EXERCISE DESCRIPTION — All of the data needs to be repeated exactly.

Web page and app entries
━━━━━━━━━━━━━━━━

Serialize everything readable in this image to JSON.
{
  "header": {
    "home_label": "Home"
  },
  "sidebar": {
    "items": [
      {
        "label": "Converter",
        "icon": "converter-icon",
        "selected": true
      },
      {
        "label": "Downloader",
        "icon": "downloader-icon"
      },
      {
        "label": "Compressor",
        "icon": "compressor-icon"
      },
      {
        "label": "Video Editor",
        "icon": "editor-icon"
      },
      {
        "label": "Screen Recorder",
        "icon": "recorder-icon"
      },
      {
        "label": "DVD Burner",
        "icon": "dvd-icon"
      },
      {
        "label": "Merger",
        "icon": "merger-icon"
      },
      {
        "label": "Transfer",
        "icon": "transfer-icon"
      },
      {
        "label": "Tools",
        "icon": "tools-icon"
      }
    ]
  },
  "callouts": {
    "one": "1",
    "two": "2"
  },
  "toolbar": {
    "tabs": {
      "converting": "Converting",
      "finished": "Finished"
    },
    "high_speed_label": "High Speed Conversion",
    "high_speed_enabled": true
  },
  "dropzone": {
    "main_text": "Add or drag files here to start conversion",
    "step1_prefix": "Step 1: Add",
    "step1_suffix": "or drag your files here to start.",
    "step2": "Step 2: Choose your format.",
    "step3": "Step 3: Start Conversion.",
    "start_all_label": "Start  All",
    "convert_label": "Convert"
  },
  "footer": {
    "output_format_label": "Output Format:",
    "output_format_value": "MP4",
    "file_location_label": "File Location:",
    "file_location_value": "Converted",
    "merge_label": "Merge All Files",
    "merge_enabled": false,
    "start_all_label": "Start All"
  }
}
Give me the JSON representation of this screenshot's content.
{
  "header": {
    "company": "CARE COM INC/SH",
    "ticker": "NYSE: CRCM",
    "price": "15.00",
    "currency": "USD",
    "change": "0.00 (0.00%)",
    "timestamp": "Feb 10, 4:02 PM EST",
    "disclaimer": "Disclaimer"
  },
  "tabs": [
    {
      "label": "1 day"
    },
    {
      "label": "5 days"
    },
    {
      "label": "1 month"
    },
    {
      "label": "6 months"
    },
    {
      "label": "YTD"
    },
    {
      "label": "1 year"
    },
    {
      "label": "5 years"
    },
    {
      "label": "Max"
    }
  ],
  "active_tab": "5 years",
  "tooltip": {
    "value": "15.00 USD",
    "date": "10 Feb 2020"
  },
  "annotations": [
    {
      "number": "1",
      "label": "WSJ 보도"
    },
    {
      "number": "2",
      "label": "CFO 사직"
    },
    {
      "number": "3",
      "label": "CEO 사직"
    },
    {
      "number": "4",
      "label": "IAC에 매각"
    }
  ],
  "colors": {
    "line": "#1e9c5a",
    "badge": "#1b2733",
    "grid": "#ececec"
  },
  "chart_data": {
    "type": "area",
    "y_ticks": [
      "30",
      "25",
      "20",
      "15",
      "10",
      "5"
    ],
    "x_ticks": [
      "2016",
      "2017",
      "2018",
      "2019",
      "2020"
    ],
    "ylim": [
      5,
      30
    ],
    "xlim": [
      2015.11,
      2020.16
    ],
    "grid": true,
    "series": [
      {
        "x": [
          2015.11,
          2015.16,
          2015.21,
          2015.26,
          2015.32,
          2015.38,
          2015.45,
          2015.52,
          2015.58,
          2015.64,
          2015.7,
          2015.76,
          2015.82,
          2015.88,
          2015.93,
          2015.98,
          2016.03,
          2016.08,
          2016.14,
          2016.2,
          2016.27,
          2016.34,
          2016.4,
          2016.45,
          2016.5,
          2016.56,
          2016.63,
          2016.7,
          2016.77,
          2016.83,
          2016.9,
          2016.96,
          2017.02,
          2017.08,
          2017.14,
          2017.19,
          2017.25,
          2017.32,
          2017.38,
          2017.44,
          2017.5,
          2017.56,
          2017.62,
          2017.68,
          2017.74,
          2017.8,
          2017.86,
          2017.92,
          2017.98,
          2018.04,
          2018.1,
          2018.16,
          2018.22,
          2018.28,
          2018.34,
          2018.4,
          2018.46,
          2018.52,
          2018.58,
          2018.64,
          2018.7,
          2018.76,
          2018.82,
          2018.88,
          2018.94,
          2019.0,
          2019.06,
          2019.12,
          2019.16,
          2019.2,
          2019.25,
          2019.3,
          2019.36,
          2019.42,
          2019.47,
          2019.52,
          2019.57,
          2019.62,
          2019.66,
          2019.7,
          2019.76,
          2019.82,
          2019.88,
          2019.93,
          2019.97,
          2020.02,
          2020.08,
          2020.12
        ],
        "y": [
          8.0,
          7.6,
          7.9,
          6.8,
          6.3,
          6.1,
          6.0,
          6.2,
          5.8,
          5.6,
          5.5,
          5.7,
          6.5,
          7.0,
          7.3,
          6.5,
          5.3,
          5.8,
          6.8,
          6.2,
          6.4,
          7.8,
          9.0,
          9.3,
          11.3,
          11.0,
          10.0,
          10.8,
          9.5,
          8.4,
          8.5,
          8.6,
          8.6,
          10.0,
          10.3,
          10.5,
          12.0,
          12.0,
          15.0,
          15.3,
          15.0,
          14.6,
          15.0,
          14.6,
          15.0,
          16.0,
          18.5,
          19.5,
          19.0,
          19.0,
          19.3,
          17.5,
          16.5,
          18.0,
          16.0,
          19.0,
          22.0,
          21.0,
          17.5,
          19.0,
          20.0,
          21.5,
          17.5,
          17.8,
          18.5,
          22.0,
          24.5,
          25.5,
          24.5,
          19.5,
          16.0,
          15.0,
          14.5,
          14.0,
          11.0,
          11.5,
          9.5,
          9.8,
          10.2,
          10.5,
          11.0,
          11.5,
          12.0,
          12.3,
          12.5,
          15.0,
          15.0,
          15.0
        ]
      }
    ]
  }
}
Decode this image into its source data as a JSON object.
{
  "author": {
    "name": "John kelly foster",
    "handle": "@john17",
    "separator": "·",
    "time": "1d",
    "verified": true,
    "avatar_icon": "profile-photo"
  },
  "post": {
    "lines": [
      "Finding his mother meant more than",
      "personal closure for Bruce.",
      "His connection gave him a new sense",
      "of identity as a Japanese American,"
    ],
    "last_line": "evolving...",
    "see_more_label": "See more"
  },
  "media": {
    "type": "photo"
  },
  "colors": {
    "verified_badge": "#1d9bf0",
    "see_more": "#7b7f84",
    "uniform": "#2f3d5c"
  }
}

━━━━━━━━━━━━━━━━

WRITTEN RESPONSE —
Serialize everything readable in this image to JSON.
{
  "header": {
    "home_label": "Home"
  },
  "sidebar": {
    "items": [
      {
        "label": "Converter",
        "icon": "converter-icon",
        "selected": true
      },
      {
        "label": "Downloader",
        "icon": "downloader-icon"
      },
      {
        "label": "Compressor",
        "icon": "compressor-icon"
      },
      {
        "label": "Video Editor",
        "icon": "editor-icon"
      },
      {
        "label": "Screen Recorder",
        "icon": "recorder-icon"
      },
      {
        "label": "DVD Burner",
        "icon": "dvd-icon"
      },
      {
        "label": "Merger",
        "icon": "merger-icon"
      },
      {
        "label": "Transfer",
        "icon": "transfer-icon"
      },
      {
        "label": "Tools",
        "icon": "tools-icon"
      }
    ]
  },
  "callouts": {
    "one": "1",
    "two": "2"
  },
  "toolbar": {
    "tabs": {
      "converting": "Converting",
      "finished": "Finished"
    },
    "high_speed_label": "High Speed Conversion",
    "high_speed_enabled": true
  },
  "dropzone": {
    "main_text": "Add or drag files here to start conversion",
    "step1_prefix": "Step 1: Add",
    "step1_suffix": "or drag your files here to start.",
    "step2": "Step 2: Choose your format.",
    "step3": "Step 3: Start Conversion.",
    "start_all_label": "Start  All",
    "convert_label": "Convert"
  },
  "footer": {
    "output_format_label": "Output Format:",
    "output_format_value": "MP4",
    "file_location_label": "File Location:",
    "file_location_value": "Converted",
    "merge_label": "Merge All Files",
    "merge_enabled": false,
    "start_all_label": "Start All"
  }
}
Give me the JSON representation of this screenshot's content.
{
  "header": {
    "company": "CARE COM INC/SH",
    "ticker": "NYSE: CRCM",
    "price": "15.00",
    "currency": "USD",
    "change": "0.00 (0.00%)",
    "timestamp": "Feb 10, 4:02 PM EST",
    "disclaimer": "Disclaimer"
  },
  "tabs": [
    {
      "label": "1 day"
    },
    {
      "label": "5 days"
    },
    {
      "label": "1 month"
    },
    {
      "label": "6 months"
    },
    {
      "label": "YTD"
    },
    {
      "label": "1 year"
    },
    {
      "label": "5 years"
    },
    {
      "label": "Max"
    }
  ],
  "active_tab": "5 years",
  "tooltip": {
    "value": "15.00 USD",
    "date": "10 Feb 2020"
  },
  "annotations": [
    {
      "number": "1",
      "label": "WSJ 보도"
    },
    {
      "number": "2",
      "label": "CFO 사직"
    },
    {
      "number": "3",
      "label": "CEO 사직"
    },
    {
      "number": "4",
      "label": "IAC에 매각"
    }
  ],
  "colors": {
    "line": "#1e9c5a",
    "badge": "#1b2733",
    "grid": "#ececec"
  },
  "chart_data": {
    "type": "area",
    "y_ticks": [
      "30",
      "25",
      "20",
      "15",
      "10",
      "5"
    ],
    "x_ticks": [
      "2016",
      "2017",
      "2018",
      "2019",
      "2020"
    ],
    "ylim": [
      5,
      30
    ],
    "xlim": [
      2015.11,
      2020.16
    ],
    "grid": true,
    "series": [
      {
        "x": [
          2015.11,
          2015.16,
          2015.21,
          2015.26,
          2015.32,
          2015.38,
          2015.45,
          2015.52,
          2015.58,
          2015.64,
          2015.7,
          2015.76,
          2015.82,
          2015.88,
          2015.93,
          2015.98,
          2016.03,
          2016.08,
          2016.14,
          2016.2,
          2016.27,
          2016.34,
          2016.4,
          2016.45,
          2016.5,
          2016.56,
          2016.63,
          2016.7,
          2016.77,
          2016.83,
          2016.9,
          2016.96,
          2017.02,
          2017.08,
          2017.14,
          2017.19,
          2017.25,
          2017.32,
          2017.38,
          2017.44,
          2017.5,
          2017.56,
          2017.62,
          2017.68,
          2017.74,
          2017.8,
          2017.86,
          2017.92,
          2017.98,
          2018.04,
          2018.1,
          2018.16,
          2018.22,
          2018.28,
          2018.34,
          2018.4,
          2018.46,
          2018.52,
          2018.58,
          2018.64,
          2018.7,
          2018.76,
          2018.82,
          2018.88,
          2018.94,
          2019.0,
          2019.06,
          2019.12,
          2019.16,
          2019.2,
          2019.25,
          2019.3,
          2019.36,
          2019.42,
          2019.47,
          2019.52,
          2019.57,
          2019.62,
          2019.66,
          2019.7,
          2019.76,
          2019.82,
          2019.88,
          2019.93,
          2019.97,
          2020.02,
          2020.08,
          2020.12
        ],
        "y": [
          8.0,
          7.6,
          7.9,
          6.8,
          6.3,
          6.1,
          6.0,
          6.2,
          5.8,
          5.6,
          5.5,
          5.7,
          6.5,
          7.0,
          7.3,
          6.5,
          5.3,
          5.8,
          6.8,
          6.2,
          6.4,
          7.8,
          9.0,
          9.3,
          11.3,
          11.0,
          10.0,
          10.8,
          9.5,
          8.4,
          8.5,
          8.6,
          8.6,
          10.0,
          10.3,
          10.5,
          12.0,
          12.0,
          15.0,
          15.3,
          15.0,
          14.6,
          15.0,
          14.6,
          15.0,
          16.0,
          18.5,
          19.5,
          19.0,
          19.0,
          19.3,
          17.5,
          16.5,
          18.0,
          16.0,
          19.0,
          22.0,
          21.0,
          17.5,
          19.0,
          20.0,
          21.5,
          17.5,
          17.8,
          18.5,
          22.0,
          24.5,
          25.5,
          24.5,
          19.5,
          16.0,
          15.0,
          14.5,
          14.0,
          11.0,
          11.5,
          9.5,
          9.8,
          10.2,
          10.5,
          11.0,
          11.5,
          12.0,
          12.3,
          12.5,
          15.0,
          15.0,
          15.0
        ]
      }
    ]
  }
}
Decode this image into its source data as a JSON object.
{
  "author": {
    "name": "John kelly foster",
    "handle": "@john17",
    "separator": "·",
    "time": "1d",
    "verified": true,
    "avatar_icon": "profile-photo"
  },
  "post": {
    "lines": [
      "Finding his mother meant more than",
      "personal closure for Bruce.",
      "His connection gave him a new sense",
      "of identity as a Japanese American,"
    ],
    "last_line": "evolving...",
    "see_more_label": "See more"
  },
  "media": {
    "type": "photo"
  },
  "colors": {
    "verified_badge": "#1d9bf0",
    "see_more": "#7b7f84",
    "uniform": "#2f3d5c"
  }
}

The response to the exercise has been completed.